Despite global opposition, Indonesia has begun constructing a multi-million dollar Jurassic Park-style tourist attraction on Rinca Island, which is home to most of the world's 4,000 Komodo dragons, the largest lizards in the world.
Work on the $6.5 million projects is now in progress at the 1.3-hectare geopark inside the Komodo National Park on Rinca. The Indonesian government has revealed plans to construct a new "Y-shaped" dock for tourist boats and a large circular concrete structure that will allow visitors to walk around the park and view the poisonous dragons from an elevated dock.
Media reports say rangers have been called-in to keep curious Komodo dragons from intruding into the construction site, said Al Jazeera.
Last month, authorities unveiled a proposal to build a tourist attraction on Rinca, which Indonesian media quickly called "Jurassic Park" after architects released a promotional video of the project set to music from the Jurassic Park movie.
Opposition to this Jurassic Park has been loud and global.
"The idea to build a Jurassic Park is honestly embarrassing," said Gregorius Afioma, an activist at local social justice NGO Sunspirit.
"People come here to see komodos in their natural habitat ... these people are selling a concept where (visitors) can walk around indoors to see komodo dragons, which to me is no different than a zoo," he added.
UNESCO, the United Nations body that promotes world peace and security through international cooperation in education, the sciences, and culture, has "requested information from the Government of Indonesia concerning these new development plans." It reminds Indonesia "of the need for impact assessments to be submitted before plans are taken forward." The Komodo National Park was declared a UNESCO World Heritage Site in 1991.

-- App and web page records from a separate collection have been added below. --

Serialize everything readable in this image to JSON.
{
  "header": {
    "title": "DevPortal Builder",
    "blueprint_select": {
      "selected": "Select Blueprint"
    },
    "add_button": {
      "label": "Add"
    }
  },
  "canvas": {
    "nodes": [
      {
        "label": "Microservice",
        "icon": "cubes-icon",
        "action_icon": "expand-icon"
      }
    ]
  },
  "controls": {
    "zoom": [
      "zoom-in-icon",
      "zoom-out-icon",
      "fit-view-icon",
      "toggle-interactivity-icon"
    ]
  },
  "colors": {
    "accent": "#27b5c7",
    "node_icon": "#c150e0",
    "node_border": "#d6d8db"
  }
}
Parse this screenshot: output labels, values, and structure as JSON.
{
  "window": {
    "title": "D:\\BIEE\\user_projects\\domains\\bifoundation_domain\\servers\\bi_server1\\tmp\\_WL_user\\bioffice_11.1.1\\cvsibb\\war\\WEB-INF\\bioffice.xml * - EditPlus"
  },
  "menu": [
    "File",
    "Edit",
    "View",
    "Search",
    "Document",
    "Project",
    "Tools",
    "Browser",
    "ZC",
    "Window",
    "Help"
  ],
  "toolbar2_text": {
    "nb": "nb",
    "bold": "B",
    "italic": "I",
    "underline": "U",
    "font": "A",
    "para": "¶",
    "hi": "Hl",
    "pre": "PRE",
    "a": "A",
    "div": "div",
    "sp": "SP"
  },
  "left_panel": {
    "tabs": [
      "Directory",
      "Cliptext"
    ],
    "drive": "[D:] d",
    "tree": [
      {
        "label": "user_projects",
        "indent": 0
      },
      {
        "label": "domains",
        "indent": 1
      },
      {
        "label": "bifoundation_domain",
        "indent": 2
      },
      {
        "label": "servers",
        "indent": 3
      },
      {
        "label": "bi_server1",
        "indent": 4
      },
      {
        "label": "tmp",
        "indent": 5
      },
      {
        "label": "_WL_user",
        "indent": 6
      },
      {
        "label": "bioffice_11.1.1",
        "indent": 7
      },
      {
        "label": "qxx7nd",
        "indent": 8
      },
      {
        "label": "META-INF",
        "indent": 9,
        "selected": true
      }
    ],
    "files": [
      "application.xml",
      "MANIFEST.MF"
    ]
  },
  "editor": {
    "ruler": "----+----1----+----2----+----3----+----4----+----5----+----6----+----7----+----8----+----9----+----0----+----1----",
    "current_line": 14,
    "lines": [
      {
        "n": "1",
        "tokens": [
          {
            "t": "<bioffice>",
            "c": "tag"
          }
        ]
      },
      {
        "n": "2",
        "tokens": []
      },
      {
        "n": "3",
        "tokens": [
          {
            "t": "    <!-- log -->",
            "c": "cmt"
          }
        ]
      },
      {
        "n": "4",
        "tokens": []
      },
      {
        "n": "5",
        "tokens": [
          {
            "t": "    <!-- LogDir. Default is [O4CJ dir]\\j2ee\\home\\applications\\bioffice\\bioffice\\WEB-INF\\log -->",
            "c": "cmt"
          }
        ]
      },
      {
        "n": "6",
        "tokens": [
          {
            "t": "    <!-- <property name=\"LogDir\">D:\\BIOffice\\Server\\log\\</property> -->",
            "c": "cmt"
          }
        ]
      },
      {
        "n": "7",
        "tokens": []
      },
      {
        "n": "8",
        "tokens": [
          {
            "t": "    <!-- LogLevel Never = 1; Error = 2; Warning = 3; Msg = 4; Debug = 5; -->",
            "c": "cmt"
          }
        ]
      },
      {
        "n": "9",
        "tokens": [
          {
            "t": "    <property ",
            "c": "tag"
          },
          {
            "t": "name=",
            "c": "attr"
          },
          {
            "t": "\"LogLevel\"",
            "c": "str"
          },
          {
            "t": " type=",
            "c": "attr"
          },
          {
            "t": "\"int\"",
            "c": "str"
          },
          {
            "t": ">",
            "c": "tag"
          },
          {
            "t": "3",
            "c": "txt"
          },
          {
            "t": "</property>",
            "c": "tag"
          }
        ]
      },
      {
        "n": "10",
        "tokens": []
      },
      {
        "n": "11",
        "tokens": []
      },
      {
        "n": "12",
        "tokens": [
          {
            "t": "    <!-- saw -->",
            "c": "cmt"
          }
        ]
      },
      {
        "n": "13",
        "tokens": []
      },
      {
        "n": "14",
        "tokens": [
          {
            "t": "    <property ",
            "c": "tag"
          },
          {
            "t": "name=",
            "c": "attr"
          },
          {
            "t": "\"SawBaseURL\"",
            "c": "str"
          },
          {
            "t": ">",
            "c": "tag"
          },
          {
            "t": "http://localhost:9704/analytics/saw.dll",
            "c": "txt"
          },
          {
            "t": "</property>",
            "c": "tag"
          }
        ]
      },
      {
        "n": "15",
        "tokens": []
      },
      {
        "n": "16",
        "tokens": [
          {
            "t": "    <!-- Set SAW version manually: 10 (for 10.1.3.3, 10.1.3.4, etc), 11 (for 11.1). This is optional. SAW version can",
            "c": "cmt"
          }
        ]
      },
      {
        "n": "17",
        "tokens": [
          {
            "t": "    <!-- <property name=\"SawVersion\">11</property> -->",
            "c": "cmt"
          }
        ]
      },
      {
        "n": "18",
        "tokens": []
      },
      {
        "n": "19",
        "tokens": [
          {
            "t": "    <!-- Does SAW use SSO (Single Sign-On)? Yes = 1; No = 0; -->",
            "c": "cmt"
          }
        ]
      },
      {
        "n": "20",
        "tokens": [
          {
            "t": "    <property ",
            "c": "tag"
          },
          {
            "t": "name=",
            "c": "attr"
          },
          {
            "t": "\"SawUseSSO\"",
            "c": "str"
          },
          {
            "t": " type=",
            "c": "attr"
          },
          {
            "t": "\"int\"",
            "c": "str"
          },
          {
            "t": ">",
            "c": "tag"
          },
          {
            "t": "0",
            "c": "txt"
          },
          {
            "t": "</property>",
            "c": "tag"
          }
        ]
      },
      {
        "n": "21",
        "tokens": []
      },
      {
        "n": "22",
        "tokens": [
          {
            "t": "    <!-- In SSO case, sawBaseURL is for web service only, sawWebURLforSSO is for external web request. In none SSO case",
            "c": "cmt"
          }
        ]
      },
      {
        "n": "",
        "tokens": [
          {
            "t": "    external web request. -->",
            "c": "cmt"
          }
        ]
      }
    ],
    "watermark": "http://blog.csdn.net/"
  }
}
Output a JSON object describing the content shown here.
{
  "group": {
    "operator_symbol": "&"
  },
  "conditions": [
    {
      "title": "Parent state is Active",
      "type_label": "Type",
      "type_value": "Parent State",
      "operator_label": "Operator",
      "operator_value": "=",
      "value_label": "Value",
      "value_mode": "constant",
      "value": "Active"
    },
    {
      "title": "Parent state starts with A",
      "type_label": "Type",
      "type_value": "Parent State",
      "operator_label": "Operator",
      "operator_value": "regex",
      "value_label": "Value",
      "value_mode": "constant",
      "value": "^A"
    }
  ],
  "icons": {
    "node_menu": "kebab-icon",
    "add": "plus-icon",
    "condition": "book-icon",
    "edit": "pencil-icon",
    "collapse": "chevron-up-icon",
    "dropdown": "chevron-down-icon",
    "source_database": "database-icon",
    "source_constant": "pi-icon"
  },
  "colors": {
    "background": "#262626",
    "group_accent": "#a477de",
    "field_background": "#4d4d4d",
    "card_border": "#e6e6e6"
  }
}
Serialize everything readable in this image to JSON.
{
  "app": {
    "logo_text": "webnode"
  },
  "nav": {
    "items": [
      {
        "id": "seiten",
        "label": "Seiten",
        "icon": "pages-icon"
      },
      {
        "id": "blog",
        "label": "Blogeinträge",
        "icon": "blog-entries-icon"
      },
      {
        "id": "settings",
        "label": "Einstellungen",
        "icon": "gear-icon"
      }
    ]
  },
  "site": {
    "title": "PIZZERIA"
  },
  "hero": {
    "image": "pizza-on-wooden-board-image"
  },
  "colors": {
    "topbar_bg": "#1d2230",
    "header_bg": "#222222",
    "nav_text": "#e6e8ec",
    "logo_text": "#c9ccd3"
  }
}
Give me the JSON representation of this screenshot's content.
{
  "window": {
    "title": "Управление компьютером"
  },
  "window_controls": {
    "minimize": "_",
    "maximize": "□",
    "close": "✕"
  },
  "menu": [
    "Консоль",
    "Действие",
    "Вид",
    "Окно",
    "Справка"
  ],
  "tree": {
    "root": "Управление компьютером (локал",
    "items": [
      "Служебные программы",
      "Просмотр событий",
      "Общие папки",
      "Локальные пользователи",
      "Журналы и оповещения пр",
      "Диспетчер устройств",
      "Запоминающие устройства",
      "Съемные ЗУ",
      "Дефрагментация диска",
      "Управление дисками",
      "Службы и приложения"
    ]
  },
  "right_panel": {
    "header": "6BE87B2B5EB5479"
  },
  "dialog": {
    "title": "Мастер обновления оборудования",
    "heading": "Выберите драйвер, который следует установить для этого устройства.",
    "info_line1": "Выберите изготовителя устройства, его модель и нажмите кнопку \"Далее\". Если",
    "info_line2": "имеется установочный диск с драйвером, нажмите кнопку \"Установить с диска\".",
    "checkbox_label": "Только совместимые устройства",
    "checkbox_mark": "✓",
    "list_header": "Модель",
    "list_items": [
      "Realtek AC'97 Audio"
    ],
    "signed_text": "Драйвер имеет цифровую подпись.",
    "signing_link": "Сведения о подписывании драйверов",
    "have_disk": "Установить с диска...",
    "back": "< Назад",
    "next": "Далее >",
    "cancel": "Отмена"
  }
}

Indonesian authorities are baffled by opposition to the Rinca tourist development.
Kita Awang Nistyantara, head of the Komodo National Park, said the local authorities had studied the behavior of the Komodo dragons for years, and they are confident the development will not disturb the animals or disrupt their habitat.
"The construction is being done very carefully - we haven't even cut down a single tree," he claimed.
"We always go with the workers to make sure the wildlife are not disturbed."
Inung Wiratno from the Ministry of Environment and Forestry, said Indonesia wants "to go into the premium, world-class tourism category. The Komodo dragon is like the panda -- highly respected -- and this is the only location in the world that has them."
"We are not damaging anything, we are improving the facilities and visitor management."